I was perusing the interweb doing some reading on storytelling and came across this fantastic article by Jonah Sachs, CEO of branding agency Free Range Studios, and author of Winning the Story Wars: Why Those Who Tell (and Live) the Best Stories Will Rule the Future. Jonah clearly explains to basic fundamentals of the importance and (possibly more important) process of good storytelling. Once brands (individuals, products or organizations) recognize the importance of telling a story to their audience, they can begin to develop the skills to do so effectively. Enjoy.
As the media landscape continues to evolve, audiences are gaining more and more control over the information they view and share.
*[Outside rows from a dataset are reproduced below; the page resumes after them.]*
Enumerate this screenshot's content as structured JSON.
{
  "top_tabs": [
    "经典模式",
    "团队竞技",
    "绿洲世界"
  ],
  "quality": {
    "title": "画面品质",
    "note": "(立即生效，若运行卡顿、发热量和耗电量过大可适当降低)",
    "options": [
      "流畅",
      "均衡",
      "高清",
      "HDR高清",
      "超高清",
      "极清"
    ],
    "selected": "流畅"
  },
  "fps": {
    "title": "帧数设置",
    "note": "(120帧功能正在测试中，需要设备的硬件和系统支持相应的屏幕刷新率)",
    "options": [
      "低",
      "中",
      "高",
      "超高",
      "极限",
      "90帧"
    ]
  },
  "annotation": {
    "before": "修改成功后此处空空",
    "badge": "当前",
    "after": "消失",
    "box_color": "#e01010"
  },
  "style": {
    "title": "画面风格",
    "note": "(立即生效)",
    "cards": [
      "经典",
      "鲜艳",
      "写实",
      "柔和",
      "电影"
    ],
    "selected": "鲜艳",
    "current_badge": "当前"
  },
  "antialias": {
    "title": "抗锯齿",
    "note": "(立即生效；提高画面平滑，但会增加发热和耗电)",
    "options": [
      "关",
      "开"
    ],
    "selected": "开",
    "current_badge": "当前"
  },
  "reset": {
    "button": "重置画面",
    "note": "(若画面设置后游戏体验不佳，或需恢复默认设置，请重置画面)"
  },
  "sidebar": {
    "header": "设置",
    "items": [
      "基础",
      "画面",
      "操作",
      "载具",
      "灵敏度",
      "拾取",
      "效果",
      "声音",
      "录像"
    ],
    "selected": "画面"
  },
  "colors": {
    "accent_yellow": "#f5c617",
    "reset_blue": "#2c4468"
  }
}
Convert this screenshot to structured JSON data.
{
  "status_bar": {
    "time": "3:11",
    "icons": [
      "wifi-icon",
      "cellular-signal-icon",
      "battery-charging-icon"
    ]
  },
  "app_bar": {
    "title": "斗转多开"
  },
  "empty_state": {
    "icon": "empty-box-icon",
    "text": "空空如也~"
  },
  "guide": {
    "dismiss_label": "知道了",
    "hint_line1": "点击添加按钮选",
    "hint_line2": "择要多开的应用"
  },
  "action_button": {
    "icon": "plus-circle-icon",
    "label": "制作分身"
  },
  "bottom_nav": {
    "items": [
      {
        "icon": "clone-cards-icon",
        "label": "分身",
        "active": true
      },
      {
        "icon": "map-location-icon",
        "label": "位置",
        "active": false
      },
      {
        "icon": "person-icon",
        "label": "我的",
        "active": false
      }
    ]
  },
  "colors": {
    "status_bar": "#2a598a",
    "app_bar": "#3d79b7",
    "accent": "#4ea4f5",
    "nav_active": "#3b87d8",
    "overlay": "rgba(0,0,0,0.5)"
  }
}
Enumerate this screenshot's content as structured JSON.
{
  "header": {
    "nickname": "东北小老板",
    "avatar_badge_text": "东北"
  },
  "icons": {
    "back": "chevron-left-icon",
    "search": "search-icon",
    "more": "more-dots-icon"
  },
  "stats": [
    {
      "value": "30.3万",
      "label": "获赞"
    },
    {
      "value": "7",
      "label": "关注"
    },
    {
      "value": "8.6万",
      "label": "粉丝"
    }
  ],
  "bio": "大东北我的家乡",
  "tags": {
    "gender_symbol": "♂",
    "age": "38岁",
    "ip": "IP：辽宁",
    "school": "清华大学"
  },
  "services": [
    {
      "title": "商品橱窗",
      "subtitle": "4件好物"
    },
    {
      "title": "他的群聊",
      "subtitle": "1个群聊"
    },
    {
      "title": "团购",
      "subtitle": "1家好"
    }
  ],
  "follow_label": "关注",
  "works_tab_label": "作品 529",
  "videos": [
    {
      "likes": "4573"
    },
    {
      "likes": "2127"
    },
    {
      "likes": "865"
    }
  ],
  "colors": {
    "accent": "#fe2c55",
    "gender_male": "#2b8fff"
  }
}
To remain relevant, brands need to know how to tell compelling stories to reach them.
Traditional messages in the old broadcast style — exalt your product and tell your audiences why they need it now — are at best overlooked and forgotten; at worst, ridiculed. But successful stories, such as Dove’s Real Beauty Sketches, can garner 150m YouTube views in a couple of months and supercharge brand awareness and loyalty — without talking about the product at all. This is what success looks like for brands that shift from broadcast messaging to storytelling.
The transformation begins by realizing that your brand is nothing more than an ongoing story–a set of meaningful emotional experiences unfolding between itself and your audiences. Just like stories, brands can be inspiring, clear and actionable, or self-important, bland and confusing. The inspiring ones light up social networks, passing virally from storyteller to storyteller. The others instantly disappear.
Here are four simple steps that will help your brand become effective at storytelling.
I was reading Seth Godin’s blog this morning and this stood out to me:
When you sell unlimited hope…
then all news is bad news. That’s because news is fact, what happened, not hope, and the truth can’t possibly be as good as the hope was.
The problem with marketing promises that spin out of control, that pile expectations on top of dreams, is that when reality appears, when the quarterly numbers or the new policies or the final product arrives, it will inevitably disappoint.
This is the challenge of the Kickstarter artist, the growth stock CEO and the well-published author. Dreams are irresistible, but they will never match reality when it finally appears.
The desire to promise the world is nearly uncontrollable sometimes. If you do this then everything will be alright. If you follow me, then life will be better. If you buy my new CD, it will change you forever.
Chances are, even if they are beneficial, they will not meet the expectations put on them. The old proverb says, “For though a righteous man falls seven times, he will get up again.” We get better though the journey, through mistakes and through failures.
Next time you’re selling something, consider whether your product is promising the world or supporting the journey. And consider which one will benefit your customer for the long haul. Which one will bring them back over the years?
If you think advertising is not about engagement and manipulating human behavior…you are missing something. But, it doesn’t have to be all evil and dirty. Imagine using these powers for good. If your brand, your product, or even YOU is actually going to benefit society in some way, why not find ways to engage and convince your future followers to pay attention and buy into your ideals. Utilizing color, smell, positive memories, music, or a vast array of other triggers to get your target audience to make a decision and even a commitment is key. Watch the video below to learn more about Psychology and Advertising. Enjoy.
Most of us are really creative (whether you believe that or not)…all the time, however we have been told that in order to be effective we must sort of shut that part down. When asked to pull from it, we can be confused and frustrated. Setting aside time in your day to unleash the creativity within…everyday, even if you think you don’t need to…is part of the key.
Diving into the “realm of possibilites” without allowing excuses or difficulties to control your session is an amazing discipline.
Alice laughed. “There’s no use trying,” she said: “one can’t believe impossible things.”
“I daresay you haven’t had much practice,” said the Queen. “When I was your age, I always did it for half-an-hour a day. Why, sometimes I’ve believed as many as six impossible things before breakfast.”
(Through the Looking Glass, Chapter 5)
Turning the creative madness into effective ideas that will change the world is the next step. Take your new creative ideas (as strange as some of them may be) and set milestones and a definitive goal.
Do this everyday. Choose which ideas are worth working on in the now…and which ones should be tabled.
As far as “on demand” goes…well, sometimes I feel life is like trying to focus intently on a thin line in the middle of a busy freeway of ideas. Like a kid with A.D.D….doing my best to focus. When provoked for an idea…it seems it may be as simple as looking around you…eyes open and grabbing all you can, like a an old lady in a game show money machine.
A new book by Todd Henry named, “The Accidental Creative” was referred by Michael Buckingham of HolyCowCreative on a post. It’s a book that supports you in establishing effective practices that unleash your creative potential…every day. Sounds like a great book…I’ll put it next to my signed copy of Linchpin…you know, so they can play.